Component data from apps and pages:
====
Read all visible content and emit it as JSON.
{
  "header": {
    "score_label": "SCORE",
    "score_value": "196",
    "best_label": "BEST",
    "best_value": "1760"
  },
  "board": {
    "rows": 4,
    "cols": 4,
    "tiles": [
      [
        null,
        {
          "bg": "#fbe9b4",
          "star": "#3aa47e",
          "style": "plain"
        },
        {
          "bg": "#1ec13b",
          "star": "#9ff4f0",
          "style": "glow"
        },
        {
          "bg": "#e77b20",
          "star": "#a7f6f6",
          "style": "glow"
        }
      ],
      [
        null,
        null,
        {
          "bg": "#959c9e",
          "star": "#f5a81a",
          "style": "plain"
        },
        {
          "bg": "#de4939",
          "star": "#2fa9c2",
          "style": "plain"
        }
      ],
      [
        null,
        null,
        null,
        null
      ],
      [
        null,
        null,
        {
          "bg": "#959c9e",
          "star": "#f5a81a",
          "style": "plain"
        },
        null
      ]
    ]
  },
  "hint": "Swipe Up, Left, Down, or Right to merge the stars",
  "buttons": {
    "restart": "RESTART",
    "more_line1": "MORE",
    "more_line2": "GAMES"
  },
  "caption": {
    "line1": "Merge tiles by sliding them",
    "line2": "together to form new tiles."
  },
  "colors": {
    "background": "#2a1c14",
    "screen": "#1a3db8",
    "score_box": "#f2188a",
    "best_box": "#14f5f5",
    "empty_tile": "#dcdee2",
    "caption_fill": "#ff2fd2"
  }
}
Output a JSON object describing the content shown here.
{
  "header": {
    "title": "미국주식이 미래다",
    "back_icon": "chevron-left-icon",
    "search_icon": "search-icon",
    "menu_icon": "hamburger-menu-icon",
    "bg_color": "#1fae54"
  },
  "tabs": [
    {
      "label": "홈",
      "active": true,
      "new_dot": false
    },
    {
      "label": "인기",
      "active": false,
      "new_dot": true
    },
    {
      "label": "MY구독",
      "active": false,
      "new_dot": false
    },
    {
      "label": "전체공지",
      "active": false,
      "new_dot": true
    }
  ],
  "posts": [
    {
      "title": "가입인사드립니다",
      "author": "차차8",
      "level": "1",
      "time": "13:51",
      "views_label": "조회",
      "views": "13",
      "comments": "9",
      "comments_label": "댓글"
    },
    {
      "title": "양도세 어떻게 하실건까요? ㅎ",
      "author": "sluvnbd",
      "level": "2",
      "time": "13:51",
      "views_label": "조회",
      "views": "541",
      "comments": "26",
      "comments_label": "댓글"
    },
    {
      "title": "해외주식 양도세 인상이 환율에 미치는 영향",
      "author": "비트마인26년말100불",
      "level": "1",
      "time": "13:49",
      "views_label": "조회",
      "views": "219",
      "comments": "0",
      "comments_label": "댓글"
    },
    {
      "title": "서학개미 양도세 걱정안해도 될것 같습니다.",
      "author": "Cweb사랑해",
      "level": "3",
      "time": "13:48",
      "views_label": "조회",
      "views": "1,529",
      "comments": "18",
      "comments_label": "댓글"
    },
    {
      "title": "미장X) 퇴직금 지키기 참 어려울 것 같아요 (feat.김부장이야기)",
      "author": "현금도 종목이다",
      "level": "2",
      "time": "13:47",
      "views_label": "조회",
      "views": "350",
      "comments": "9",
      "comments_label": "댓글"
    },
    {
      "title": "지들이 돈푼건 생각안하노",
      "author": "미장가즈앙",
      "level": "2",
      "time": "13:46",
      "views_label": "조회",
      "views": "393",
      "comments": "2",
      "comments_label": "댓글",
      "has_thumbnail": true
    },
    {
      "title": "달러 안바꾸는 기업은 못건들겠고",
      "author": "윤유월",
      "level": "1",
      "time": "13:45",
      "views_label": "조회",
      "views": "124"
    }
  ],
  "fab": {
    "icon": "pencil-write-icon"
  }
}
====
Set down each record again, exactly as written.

Answer below:
Read all visible content and emit it as JSON.
{
  "header": {
    "score_label": "SCORE",
    "score_value": "196",
    "best_label": "BEST",
    "best_value": "1760"
  },
  "board": {
    "rows": 4,
    "cols": 4,
    "tiles": [
      [
        null,
        {
          "bg": "#fbe9b4",
          "star": "#3aa47e",
          "style": "plain"
        },
        {
          "bg": "#1ec13b",
          "star": "#9ff4f0",
          "style": "glow"
        },
        {
          "bg": "#e77b20",
          "star": "#a7f6f6",
          "style": "glow"
        }
      ],
      [
        null,
        null,
        {
          "bg": "#959c9e",
          "star": "#f5a81a",
          "style": "plain"
        },
        {
          "bg": "#de4939",
          "star": "#2fa9c2",
          "style": "plain"
        }
      ],
      [
        null,
        null,
        null,
        null
      ],
      [
        null,
        null,
        {
          "bg": "#959c9e",
          "star": "#f5a81a",
          "style": "plain"
        },
        null
      ]
    ]
  },
  "hint": "Swipe Up, Left, Down, or Right to merge the stars",
  "buttons": {
    "restart": "RESTART",
    "more_line1": "MORE",
    "more_line2": "GAMES"
  },
  "caption": {
    "line1": "Merge tiles by sliding them",
    "line2": "together to form new tiles."
  },
  "colors": {
    "background": "#2a1c14",
    "screen": "#1a3db8",
    "score_box": "#f2188a",
    "best_box": "#14f5f5",
    "empty_tile": "#dcdee2",
    "caption_fill": "#ff2fd2"
  }
}
Output a JSON object describing the content shown here.
{
  "header": {
    "title": "미국주식이 미래다",
    "back_icon": "chevron-left-icon",
    "search_icon": "search-icon",
    "menu_icon": "hamburger-menu-icon",
    "bg_color": "#1fae54"
  },
  "tabs": [
    {
      "label": "홈",
      "active": true,
      "new_dot": false
    },
    {
      "label": "인기",
      "active": false,
      "new_dot": true
    },
    {
      "label": "MY구독",
      "active": false,
      "new_dot": false
    },
    {
      "label": "전체공지",
      "active": false,
      "new_dot": true
    }
  ],
  "posts": [
    {
      "title": "가입인사드립니다",
      "author": "차차8",
      "level": "1",
      "time": "13:51",
      "views_label": "조회",
      "views": "13",
      "comments": "9",
      "comments_label": "댓글"
    },
    {
      "title": "양도세 어떻게 하실건까요? ㅎ",
      "author": "sluvnbd",
      "level": "2",
      "time": "13:51",
      "views_label": "조회",
      "views": "541",
      "comments": "26",
      "comments_label": "댓글"
    },
    {
      "title": "해외주식 양도세 인상이 환율에 미치는 영향",
      "author": "비트마인26년말100불",
      "level": "1",
      "time": "13:49",
      "views_label": "조회",
      "views": "219",
      "comments": "0",
      "comments_label": "댓글"
    },
    {
      "title": "서학개미 양도세 걱정안해도 될것 같습니다.",
      "author": "Cweb사랑해",
      "level": "3",
      "time": "13:48",
      "views_label": "조회",
      "views": "1,529",
      "comments": "18",
      "comments_label": "댓글"
    },
    {
      "title": "미장X) 퇴직금 지키기 참 어려울 것 같아요 (feat.김부장이야기)",
      "author": "현금도 종목이다",
      "level": "2",
      "time": "13:47",
      "views_label": "조회",
      "views": "350",
      "comments": "9",
      "comments_label": "댓글"
    },
    {
      "title": "지들이 돈푼건 생각안하노",
      "author": "미장가즈앙",
      "level": "2",
      "time": "13:46",
      "views_label": "조회",
      "views": "393",
      "comments": "2",
      "comments_label": "댓글",
      "has_thumbnail": true
    },
    {
      "title": "달러 안바꾸는 기업은 못건들겠고",
      "author": "윤유월",
      "level": "1",
      "time": "13:45",
      "views_label": "조회",
      "views": "124"
    }
  ],
  "fab": {
    "icon": "pencil-write-icon"
  }
}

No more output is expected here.